Extinction Threat to a Previously Undescribed Species of Gall Wasp (Hymenoptera: Cynipidae) and Two Associated Parasitoid Species (Hymenoptera: Braconidae and Eulophidae) on a Threatened Rose

Yoshihisa Abe, Tatsuya Ide, Kazunori Matsuo, Kaoru Maeto, Yajiao Wu

Research output: Contribution to journalArticlepeer-review

1 Citation (Scopus)

Abstract

Diplolepis ogawai Abe and Ide sp. nov. (Hymenoptera: Cynipidae) induces galls on Rosa hirtula (Regel) Nakai (Rosales: Rosaceae), which is endemic to a restricted area of Honshu, the main island of Japan. The gall is induced mainly on the leaf of R. hirtula in spring and the mature gall falls to the ground in early summer. The gall-inducing wasp emerges from the gall on the ground in the following spring, suggesting that D. ogawai is univoltine. From spring to summer, the braconid Syntomernus flavus Samartsev and Ku and the eulophid Aprostocetus sp. are parasitic on the larva of D. ogawai in the gall, and the adult wasp of both parasitoid species emerges from the gall on the ground in summer. For S. flavus, this is the first distribution record in Japan and the first host record. Since R. hirtula is threatened with extinction by succession and deforestation, D. ogawai and its two parasitoid wasp species are considered to be at risk of coextinction with the threatened rose. In the event that the population size of this rose species is further reduced, D. ogawai and its parasitoids may -become extinct prior to the extinction of R. hirtula. To conserve these three wasp species associated with R. hirtula, protection of remnant vegetation where individuals of this threatened rose species grow is necessary.
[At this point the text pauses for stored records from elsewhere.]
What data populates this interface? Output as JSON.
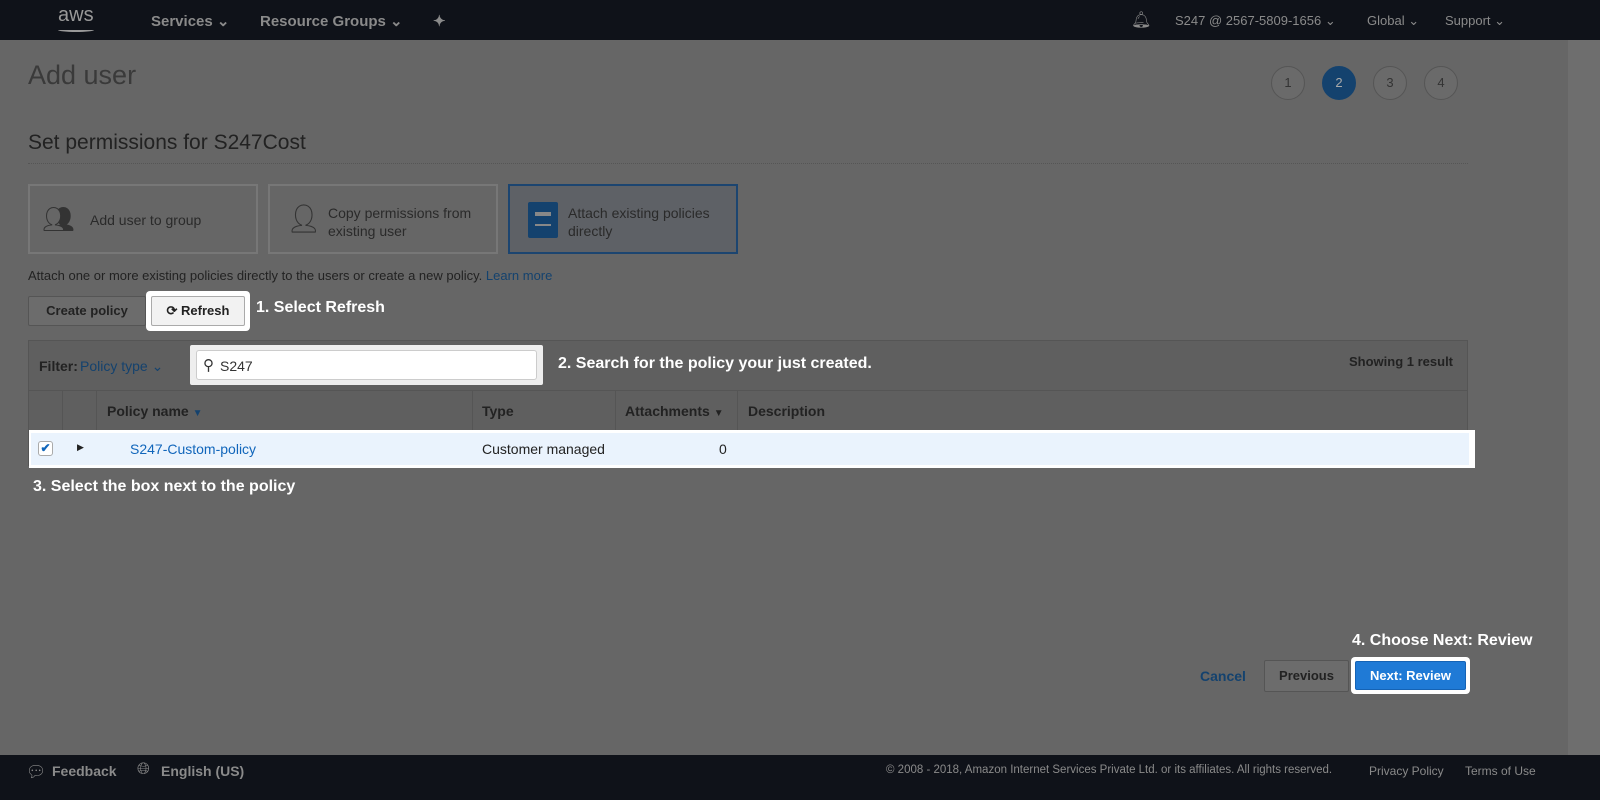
{
  "topbar": {
    "logo": "aws",
    "services": "Services",
    "resource_groups": "Resource Groups",
    "account": "S247 @ 2567-5809-1656",
    "region": "Global",
    "support": "Support"
  },
  "page": {
    "title": "Add user",
    "steps": [
      "1",
      "2",
      "3",
      "4"
    ],
    "active_step": 2,
    "section_title": "Set permissions for S247Cost"
  },
  "options": [
    {
      "label": "Add user to group"
    },
    {
      "label": "Copy permissions from existing user"
    },
    {
      "label": "Attach existing policies directly"
    }
  ],
  "description": "Attach one or more existing policies directly to the users or create a new policy.",
  "learn_more": "Learn more",
  "buttons": {
    "create_policy": "Create policy",
    "refresh": "Refresh",
    "cancel": "Cancel",
    "previous": "Previous",
    "next": "Next: Review"
  },
  "filter": {
    "label": "Filter:",
    "type": "Policy type",
    "search_value": "S247",
    "result_count": "Showing 1 result"
  },
  "table": {
    "headers": [
      "Policy name",
      "Type",
      "Attachments",
      "Description"
    ],
    "rows": [
      {
        "checked": true,
        "name": "S247-Custom-policy",
        "type": "Customer managed",
        "attachments": "0",
        "description": ""
      }
    ]
  },
  "annotations": [
    "1. Select Refresh",
    "2. Search for the policy your just created.",
    "3. Select the box next to the policy",
    "4. Choose Next: Review"
  ],
  "footer": {
    "feedback": "Feedback",
    "language": "English (US)",
    "copyright": "© 2008 - 2018, Amazon Internet Services Private Ltd. or its affiliates. All rights reserved.",
    "privacy": "Privacy Policy",
    "terms": "Terms of Use"
  }
}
Original languageEnglish
Pages (from-to)154-161
Number of pages8
JournalAnnals of the Entomological Society of America
Volume116
Issue number3
DOIs
Publication statusPublished - May 1 2023

All Science Journal Classification (ASJC) codes
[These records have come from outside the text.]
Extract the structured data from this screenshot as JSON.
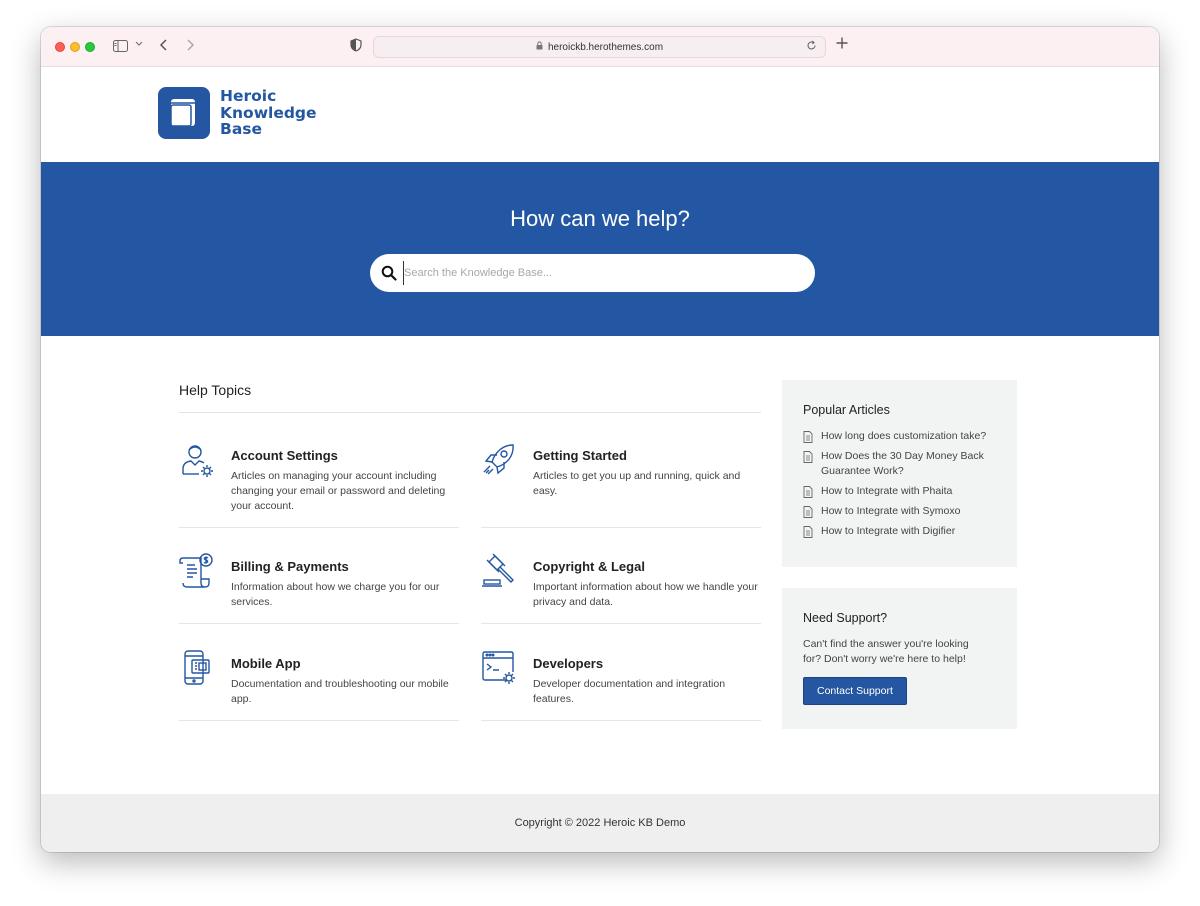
{
  "browser": {
    "url": "heroickb.herothemes.com"
  },
  "logo": {
    "line1": "Heroic",
    "line2": "Knowledge",
    "line3": "Base"
  },
  "hero": {
    "heading": "How can we help?",
    "search_placeholder": "Search the Knowledge Base..."
  },
  "topics": {
    "title": "Help Topics",
    "items": [
      {
        "name": "Account Settings",
        "desc": "Articles on managing your account including changing your email or password and deleting your account.",
        "icon": "user-gear-icon"
      },
      {
        "name": "Getting Started",
        "desc": "Articles to get you up and running, quick and easy.",
        "icon": "rocket-icon"
      },
      {
        "name": "Billing & Payments",
        "desc": "Information about how we charge you for our services.",
        "icon": "billing-scroll-icon"
      },
      {
        "name": "Copyright & Legal",
        "desc": "Important information about how we handle your privacy and data.",
        "icon": "gavel-icon"
      },
      {
        "name": "Mobile App",
        "desc": "Documentation and troubleshooting our mobile app.",
        "icon": "mobile-app-icon"
      },
      {
        "name": "Developers",
        "desc": "Developer documentation and integration features.",
        "icon": "developer-window-icon"
      }
    ]
  },
  "popular": {
    "title": "Popular Articles",
    "articles": [
      "How long does customization take?",
      "How Does the 30 Day Money Back Guarantee Work?",
      "How to Integrate with Phaita",
      "How to Integrate with Symoxo",
      "How to Integrate with Digifier"
    ]
  },
  "support": {
    "title": "Need Support?",
    "text": "Can't find the answer you're looking for? Don't worry we're here to help!",
    "button": "Contact Support"
  },
  "footer": {
    "text": "Copyright © 2022 Heroic KB Demo"
  },
  "colors": {
    "brand": "#2456a2",
    "hero_bg": "#2457a3",
    "sidebar_bg": "#f2f3f3",
    "footer_bg": "#efefef"
  }
}
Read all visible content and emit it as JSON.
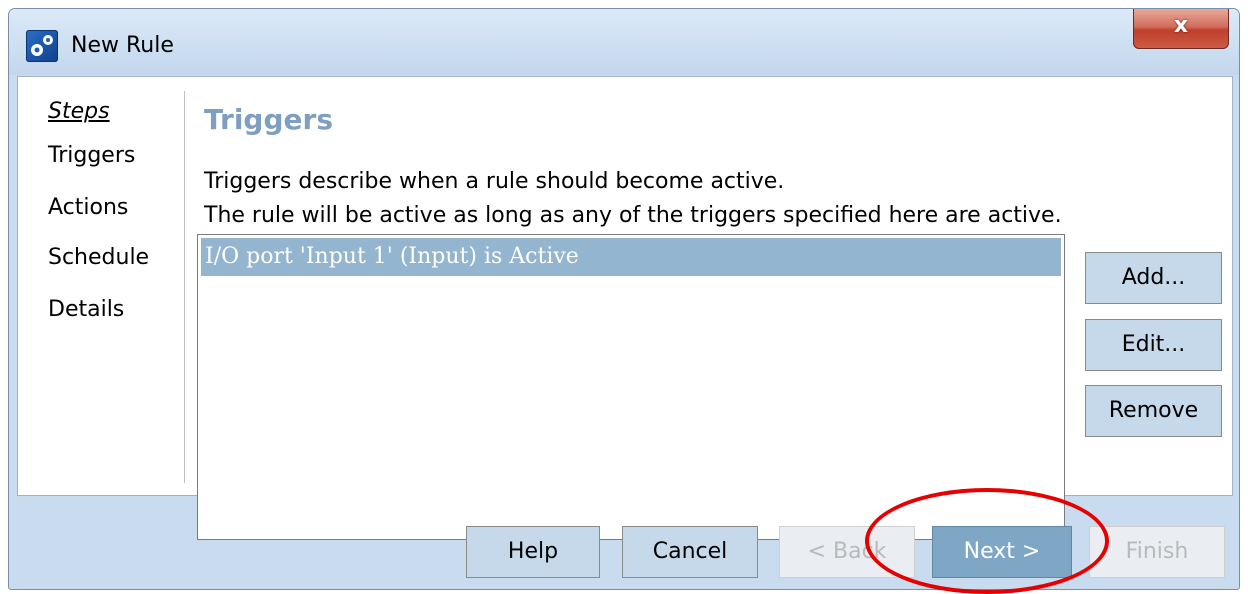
{
  "window": {
    "title": "New Rule",
    "close_label": "x"
  },
  "steps": {
    "header": "Steps",
    "items": [
      "Triggers",
      "Actions",
      "Schedule",
      "Details"
    ]
  },
  "page": {
    "heading": "Triggers",
    "description_line1": "Triggers describe when a rule should become active.",
    "description_line2": "The rule will be active as long as any of the triggers specified here are active."
  },
  "triggers_list": {
    "items": [
      "I/O port 'Input 1' (Input) is Active"
    ],
    "selected_index": 0
  },
  "side_buttons": {
    "add": "Add...",
    "edit": "Edit...",
    "remove": "Remove"
  },
  "footer_buttons": {
    "help": "Help",
    "cancel": "Cancel",
    "back": "< Back",
    "next": "Next >",
    "finish": "Finish"
  },
  "colors": {
    "heading": "#7f9fc0",
    "selection": "#94b5cf",
    "annotation": "#e60000"
  },
  "icons": {
    "app": "settings-gears-icon",
    "close": "close-icon"
  }
}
  • Insect Science

Fingerprint

Dive into the research topics of 'Extinction Threat to a Previously Undescribed Species of Gall Wasp (Hymenoptera: Cynipidae) and Two Associated Parasitoid Species (Hymenoptera: Braconidae and Eulophidae) on a Threatened Rose'. Together they form a unique fingerprint.

Cite this